    Movin dirt
    Location:
    Port Allegany, pa
    whatever you do, always make sure that the hole is 2x as big as you think you need. you want the dead beast to fit with easy even if rigor mortis has it all splayed out...
     
  14. Mr. Butcher.

    Mr. Butcher. Member

    Joined:
    Dec 28, 2011
    Messages:
    15
    Location:
    Wales, GB.
    About 4/5 years ago one of our horses got out in the early hours of the morning, turns out somebody had opened the field gates to go shooting after the foxes and rabbites then never shut the gates:mad:. It had some how got its self into next doors garden and consumed half a Laurel hedge, laurel being quiet toxic to horses. By the time the vet had come put the horse down and gone, then myself arriving with a backhoe borrowed from work to remove the horse as the garden is 6ft above the road level, this all coincided with the 9:00am primary school start which just so happens to near enough opposite our neigbours:rolleyes:

    We managed to get the hourse removed and buried with out to much fuss and scaring of the kids:eek:. just make sure that the hole is dug big and deep enough to accomidate the effects of rigour.
     
  15. Wick

    Wick Well-Known Member

    Joined:
    Oct 9, 2011
    Messages:
    46
    Occupation:
    Heavy vehicle mechanic/engineer
    Location:
    Orbost Victoria Australia
    Ha ha !! this one brings back memories, when I was around 13 my old man sent me to bury a cow the neighbors had dragged to their burial plot (unbeknown to me at the time) so I preceded to dig the hole in a small depression I thought would be the best spot as once the hole was backfilled the depression would fill to the same level as the surrounding dirt, guess what I found down a few feet !! yep - a previous burial - not a pleasant experience - had a hell of a stinkin' mess before I'd finished, got bogged in the process too - what a way to learn.
     
  16. markshr151

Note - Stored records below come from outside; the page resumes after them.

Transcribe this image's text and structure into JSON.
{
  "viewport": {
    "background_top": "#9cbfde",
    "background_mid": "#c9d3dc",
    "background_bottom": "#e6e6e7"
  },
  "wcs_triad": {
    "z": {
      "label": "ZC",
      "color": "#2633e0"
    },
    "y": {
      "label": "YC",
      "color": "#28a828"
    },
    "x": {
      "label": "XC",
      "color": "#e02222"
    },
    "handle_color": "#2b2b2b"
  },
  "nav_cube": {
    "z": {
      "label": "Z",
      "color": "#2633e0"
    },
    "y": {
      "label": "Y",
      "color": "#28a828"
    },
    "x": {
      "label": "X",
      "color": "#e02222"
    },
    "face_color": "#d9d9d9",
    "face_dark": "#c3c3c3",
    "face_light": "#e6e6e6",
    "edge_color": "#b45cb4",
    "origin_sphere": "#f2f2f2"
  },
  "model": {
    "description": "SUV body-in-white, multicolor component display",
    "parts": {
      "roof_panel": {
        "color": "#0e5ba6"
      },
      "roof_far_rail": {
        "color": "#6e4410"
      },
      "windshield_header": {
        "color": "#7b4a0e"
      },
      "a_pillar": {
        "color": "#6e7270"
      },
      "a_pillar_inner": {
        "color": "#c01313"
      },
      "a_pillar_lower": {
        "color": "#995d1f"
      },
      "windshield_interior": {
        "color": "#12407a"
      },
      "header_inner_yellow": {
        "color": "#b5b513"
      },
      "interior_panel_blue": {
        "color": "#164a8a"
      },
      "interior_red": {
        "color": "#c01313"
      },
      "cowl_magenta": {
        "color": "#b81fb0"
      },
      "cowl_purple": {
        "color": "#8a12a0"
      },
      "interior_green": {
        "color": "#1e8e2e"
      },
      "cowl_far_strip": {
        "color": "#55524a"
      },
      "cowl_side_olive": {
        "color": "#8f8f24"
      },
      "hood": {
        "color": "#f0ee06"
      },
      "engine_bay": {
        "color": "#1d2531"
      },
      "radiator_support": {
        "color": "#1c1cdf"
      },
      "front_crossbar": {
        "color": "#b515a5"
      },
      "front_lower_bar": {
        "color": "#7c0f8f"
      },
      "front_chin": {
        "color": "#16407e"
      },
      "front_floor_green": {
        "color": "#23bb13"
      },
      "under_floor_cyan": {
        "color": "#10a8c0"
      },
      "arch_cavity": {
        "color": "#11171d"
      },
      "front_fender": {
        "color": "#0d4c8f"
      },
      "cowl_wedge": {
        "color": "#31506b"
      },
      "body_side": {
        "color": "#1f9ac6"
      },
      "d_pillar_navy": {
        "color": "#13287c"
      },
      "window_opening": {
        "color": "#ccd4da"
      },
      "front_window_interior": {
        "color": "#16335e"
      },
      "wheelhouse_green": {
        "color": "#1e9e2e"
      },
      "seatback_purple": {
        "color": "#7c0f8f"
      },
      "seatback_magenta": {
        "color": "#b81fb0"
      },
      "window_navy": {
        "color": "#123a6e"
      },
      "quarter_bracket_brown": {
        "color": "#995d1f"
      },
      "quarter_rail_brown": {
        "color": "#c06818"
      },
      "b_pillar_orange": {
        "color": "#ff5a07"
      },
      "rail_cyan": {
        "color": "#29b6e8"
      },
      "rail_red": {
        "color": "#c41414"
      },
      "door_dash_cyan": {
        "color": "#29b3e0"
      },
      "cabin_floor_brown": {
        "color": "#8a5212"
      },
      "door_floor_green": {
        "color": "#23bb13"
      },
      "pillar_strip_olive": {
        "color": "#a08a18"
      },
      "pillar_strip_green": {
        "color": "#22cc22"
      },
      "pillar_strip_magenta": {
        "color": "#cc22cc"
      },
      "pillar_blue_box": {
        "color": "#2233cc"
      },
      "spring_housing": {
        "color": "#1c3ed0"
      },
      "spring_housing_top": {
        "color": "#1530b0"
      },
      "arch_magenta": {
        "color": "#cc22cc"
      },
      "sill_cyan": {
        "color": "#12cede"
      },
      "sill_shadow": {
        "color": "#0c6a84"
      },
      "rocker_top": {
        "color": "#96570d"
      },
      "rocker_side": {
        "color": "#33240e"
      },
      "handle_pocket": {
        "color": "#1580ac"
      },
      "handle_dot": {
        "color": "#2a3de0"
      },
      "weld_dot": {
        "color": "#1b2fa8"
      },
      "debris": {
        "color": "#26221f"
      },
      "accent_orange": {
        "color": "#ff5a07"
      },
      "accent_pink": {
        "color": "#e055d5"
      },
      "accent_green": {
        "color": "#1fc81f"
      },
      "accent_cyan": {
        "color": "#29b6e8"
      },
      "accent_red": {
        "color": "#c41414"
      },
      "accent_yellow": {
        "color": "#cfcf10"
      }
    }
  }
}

    markshr151 Well-Known Member

    Joined:
    May 29, 2010
    Messages:
    176
    Location:
    central fl.
    Sounds like some of the story's they were only buried a few (about 3') feet down. I did mine 7' and room to put a small piano on the bottom.
     
  17. rjsmithffb

    rjsmithffb Member

    Joined:
    Jan 3, 2012
    Messages:
    14
    Location:
    Danville IN
    My dear wife has a few horse critters I would like to bury - guess I should let the kick off first. That $8 / square bale habit of theirs is hard for a cheap guy like me to deal with...